Problem details: Look for the word "JSON" in the entries and copy every line where it shows up.

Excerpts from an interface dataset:
---------------
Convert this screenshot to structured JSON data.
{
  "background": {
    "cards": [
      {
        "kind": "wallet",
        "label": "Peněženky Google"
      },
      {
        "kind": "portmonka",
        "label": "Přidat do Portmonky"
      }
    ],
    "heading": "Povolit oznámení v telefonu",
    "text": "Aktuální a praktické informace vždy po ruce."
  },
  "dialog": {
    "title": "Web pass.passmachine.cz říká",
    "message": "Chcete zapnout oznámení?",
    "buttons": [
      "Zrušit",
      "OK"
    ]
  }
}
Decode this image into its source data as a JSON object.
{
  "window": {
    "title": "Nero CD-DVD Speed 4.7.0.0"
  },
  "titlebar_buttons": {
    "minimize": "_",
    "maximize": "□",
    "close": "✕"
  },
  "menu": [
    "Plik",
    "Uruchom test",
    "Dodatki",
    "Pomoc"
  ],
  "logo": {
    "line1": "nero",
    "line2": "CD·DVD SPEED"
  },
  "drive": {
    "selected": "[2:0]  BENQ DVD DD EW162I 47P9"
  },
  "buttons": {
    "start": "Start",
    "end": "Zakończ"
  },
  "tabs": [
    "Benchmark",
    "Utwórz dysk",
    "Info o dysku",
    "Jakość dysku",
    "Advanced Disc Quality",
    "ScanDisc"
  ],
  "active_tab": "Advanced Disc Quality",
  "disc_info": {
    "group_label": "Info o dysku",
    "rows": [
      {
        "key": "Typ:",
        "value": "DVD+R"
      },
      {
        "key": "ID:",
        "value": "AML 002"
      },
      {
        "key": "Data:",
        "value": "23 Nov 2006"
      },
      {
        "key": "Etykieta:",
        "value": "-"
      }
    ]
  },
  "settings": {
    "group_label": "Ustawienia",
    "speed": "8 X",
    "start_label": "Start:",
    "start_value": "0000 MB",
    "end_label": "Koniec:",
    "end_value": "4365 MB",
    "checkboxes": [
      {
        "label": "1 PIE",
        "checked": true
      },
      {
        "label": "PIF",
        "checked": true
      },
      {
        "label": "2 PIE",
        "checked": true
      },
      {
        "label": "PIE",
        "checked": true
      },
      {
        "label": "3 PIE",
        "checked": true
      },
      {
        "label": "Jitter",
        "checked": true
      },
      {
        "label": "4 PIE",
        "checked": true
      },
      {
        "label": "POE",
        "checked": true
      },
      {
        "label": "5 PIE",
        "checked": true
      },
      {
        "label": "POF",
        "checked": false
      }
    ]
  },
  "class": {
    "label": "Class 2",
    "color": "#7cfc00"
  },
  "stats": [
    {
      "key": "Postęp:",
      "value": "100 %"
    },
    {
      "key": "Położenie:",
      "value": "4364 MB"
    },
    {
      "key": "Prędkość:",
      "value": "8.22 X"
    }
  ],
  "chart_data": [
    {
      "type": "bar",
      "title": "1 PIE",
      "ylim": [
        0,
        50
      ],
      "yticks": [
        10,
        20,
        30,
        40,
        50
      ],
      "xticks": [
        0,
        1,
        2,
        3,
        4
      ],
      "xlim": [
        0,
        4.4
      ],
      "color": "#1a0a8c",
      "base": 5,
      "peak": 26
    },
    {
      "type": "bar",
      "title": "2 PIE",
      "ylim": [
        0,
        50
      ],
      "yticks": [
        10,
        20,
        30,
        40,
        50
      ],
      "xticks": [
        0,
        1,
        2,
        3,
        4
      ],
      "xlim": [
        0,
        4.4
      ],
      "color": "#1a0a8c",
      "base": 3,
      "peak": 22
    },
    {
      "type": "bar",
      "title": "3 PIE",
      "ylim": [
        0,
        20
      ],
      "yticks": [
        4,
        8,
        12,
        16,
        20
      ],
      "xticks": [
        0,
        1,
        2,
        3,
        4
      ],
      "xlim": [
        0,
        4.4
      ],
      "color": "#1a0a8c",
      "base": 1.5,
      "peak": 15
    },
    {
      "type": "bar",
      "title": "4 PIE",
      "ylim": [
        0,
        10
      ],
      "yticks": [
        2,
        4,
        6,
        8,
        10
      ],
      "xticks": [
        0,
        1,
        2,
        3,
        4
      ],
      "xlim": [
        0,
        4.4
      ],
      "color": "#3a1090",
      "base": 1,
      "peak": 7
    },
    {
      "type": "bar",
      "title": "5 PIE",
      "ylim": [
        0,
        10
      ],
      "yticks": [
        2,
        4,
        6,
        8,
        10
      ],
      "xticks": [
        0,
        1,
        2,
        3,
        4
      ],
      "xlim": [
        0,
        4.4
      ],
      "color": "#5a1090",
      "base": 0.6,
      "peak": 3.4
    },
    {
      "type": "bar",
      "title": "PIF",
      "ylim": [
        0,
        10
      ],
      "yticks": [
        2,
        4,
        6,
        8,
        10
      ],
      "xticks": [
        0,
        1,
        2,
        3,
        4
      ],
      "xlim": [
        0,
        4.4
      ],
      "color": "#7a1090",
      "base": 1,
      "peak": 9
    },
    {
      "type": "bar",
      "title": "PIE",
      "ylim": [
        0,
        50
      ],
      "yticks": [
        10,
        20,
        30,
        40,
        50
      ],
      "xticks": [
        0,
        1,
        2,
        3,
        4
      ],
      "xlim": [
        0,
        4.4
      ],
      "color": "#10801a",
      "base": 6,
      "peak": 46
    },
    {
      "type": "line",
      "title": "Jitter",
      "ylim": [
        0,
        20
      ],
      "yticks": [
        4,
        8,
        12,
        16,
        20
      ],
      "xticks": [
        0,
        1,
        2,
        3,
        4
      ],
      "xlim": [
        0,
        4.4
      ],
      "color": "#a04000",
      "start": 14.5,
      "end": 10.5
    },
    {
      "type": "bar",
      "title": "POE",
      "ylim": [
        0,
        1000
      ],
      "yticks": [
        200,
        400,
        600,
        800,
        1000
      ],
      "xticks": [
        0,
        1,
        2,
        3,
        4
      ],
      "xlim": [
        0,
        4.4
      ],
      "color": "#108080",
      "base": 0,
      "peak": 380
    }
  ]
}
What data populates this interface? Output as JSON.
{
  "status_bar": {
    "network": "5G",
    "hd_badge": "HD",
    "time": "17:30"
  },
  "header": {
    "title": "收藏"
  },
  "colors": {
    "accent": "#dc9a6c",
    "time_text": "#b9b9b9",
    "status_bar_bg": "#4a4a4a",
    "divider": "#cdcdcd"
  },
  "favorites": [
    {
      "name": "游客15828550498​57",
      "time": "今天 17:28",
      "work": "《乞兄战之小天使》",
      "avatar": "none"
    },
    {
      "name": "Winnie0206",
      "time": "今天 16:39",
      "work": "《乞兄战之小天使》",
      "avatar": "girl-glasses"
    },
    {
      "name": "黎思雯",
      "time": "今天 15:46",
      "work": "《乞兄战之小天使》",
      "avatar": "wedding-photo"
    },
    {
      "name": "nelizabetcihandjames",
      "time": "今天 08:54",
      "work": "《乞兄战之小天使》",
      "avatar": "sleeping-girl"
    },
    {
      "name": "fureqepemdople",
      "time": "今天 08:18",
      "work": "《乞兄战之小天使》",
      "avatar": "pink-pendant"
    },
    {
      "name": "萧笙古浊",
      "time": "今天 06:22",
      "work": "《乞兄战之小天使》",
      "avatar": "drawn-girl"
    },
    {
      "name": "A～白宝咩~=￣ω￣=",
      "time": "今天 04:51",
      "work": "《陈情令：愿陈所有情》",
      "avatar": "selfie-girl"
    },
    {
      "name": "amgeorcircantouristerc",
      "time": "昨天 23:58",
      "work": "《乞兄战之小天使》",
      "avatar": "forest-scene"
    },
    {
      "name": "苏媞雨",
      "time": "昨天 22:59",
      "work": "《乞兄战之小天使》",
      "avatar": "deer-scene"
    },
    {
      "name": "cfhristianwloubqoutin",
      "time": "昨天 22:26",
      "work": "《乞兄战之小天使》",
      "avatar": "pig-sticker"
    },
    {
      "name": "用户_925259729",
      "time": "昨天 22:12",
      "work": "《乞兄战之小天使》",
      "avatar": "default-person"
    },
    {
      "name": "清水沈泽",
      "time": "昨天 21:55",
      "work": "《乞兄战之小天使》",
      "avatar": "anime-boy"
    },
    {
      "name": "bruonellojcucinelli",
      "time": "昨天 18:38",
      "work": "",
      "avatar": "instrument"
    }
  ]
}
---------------
Task answer:
Convert this screenshot to structured JSON data.
Decode this image into its source data as a JSON object.
What data populates this interface? Output as JSON.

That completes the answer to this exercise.